==== DATASET EXTRACT

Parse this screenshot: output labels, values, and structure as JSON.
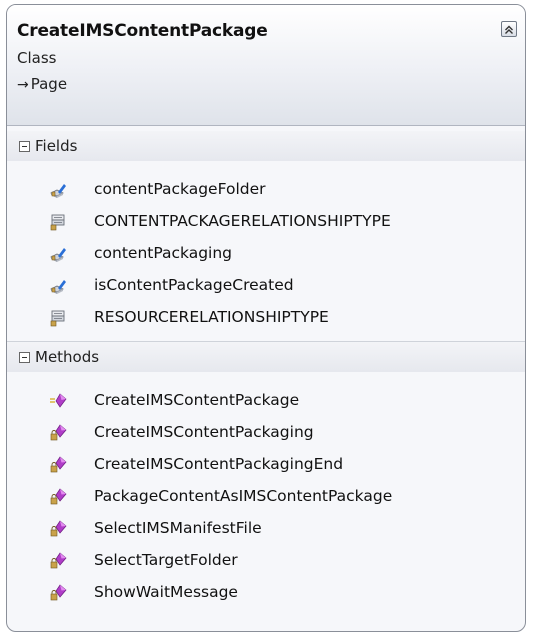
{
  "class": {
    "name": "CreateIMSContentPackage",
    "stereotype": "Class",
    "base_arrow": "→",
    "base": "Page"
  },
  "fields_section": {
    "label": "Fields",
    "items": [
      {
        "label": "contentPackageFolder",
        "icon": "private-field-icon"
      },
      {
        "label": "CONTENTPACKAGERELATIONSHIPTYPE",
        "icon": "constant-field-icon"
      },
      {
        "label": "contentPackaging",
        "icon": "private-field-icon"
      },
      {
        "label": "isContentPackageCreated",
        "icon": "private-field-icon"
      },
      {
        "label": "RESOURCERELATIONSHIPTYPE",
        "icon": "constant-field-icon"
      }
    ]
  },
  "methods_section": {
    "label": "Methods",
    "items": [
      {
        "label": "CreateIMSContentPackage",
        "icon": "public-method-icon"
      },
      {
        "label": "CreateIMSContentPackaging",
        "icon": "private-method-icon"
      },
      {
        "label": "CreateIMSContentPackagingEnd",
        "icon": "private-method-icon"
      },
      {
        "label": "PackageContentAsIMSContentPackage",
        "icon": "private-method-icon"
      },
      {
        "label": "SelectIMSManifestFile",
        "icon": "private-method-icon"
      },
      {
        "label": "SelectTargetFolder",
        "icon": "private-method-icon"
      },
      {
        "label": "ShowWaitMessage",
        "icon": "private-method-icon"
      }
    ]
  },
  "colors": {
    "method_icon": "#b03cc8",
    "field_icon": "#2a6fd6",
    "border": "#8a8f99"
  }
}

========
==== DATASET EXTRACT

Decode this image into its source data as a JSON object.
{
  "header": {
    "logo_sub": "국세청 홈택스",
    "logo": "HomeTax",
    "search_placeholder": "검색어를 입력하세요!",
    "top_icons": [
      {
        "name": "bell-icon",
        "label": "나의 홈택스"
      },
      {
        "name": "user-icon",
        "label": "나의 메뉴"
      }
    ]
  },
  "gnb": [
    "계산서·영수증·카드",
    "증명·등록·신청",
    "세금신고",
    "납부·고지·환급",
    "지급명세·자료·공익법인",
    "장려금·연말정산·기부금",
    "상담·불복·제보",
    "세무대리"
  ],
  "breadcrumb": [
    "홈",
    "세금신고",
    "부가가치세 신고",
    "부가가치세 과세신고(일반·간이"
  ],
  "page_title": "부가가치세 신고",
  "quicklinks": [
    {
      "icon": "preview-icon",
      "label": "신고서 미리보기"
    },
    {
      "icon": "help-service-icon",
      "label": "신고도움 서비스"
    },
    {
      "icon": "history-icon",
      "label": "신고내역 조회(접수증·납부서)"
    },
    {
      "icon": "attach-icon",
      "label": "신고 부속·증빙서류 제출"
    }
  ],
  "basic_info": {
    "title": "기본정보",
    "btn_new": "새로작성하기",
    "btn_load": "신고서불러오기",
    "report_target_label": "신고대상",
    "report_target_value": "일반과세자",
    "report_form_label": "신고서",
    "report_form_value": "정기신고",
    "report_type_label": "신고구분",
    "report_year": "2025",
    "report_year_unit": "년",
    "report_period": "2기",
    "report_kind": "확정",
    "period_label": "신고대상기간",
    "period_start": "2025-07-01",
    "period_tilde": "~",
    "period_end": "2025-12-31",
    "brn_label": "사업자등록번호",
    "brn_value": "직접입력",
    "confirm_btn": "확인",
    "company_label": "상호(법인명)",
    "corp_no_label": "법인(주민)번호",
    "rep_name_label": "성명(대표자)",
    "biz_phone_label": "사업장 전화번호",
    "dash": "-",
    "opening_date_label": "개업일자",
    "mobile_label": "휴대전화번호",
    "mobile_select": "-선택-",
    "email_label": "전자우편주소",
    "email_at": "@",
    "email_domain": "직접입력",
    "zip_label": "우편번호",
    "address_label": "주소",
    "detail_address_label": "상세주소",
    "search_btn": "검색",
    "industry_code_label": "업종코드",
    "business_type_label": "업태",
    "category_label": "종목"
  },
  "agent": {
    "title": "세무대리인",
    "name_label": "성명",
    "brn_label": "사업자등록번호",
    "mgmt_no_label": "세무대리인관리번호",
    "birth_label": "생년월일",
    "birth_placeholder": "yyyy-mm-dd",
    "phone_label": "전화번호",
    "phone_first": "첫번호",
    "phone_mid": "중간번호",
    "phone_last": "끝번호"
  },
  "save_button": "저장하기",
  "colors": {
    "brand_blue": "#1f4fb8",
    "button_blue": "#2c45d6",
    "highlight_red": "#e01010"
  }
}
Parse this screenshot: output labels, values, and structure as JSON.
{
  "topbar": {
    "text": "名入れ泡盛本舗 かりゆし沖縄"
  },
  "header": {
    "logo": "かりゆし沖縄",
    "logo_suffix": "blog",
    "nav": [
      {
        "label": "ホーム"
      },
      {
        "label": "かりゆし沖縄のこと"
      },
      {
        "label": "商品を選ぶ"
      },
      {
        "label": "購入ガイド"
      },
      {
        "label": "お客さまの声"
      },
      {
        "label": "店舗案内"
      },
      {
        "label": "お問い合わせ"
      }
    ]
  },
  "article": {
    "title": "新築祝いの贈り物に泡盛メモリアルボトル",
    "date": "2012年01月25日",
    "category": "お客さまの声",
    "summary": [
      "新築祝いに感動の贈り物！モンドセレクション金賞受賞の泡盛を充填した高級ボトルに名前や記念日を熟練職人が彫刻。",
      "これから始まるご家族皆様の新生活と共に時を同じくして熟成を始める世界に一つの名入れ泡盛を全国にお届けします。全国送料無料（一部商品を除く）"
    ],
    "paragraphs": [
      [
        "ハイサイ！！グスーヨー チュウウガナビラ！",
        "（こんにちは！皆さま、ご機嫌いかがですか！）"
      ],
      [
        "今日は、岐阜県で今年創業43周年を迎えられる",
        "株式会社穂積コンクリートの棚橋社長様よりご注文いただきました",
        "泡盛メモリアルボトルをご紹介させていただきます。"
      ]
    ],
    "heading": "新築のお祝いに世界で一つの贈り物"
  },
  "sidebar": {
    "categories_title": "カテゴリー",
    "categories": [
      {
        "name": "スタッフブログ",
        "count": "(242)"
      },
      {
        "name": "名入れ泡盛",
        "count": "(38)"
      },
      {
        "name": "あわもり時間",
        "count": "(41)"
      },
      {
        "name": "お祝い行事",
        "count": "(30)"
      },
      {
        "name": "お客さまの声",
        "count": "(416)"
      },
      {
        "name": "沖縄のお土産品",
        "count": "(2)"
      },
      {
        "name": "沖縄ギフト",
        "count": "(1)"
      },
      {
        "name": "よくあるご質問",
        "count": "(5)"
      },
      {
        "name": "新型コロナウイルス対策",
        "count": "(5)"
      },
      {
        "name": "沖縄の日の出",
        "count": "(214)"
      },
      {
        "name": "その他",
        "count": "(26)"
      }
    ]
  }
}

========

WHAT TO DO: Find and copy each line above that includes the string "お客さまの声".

TASK RESPONSE:
        "label": "お客さまの声"
    "category": "お客さまの声",
        "name": "お客さまの声",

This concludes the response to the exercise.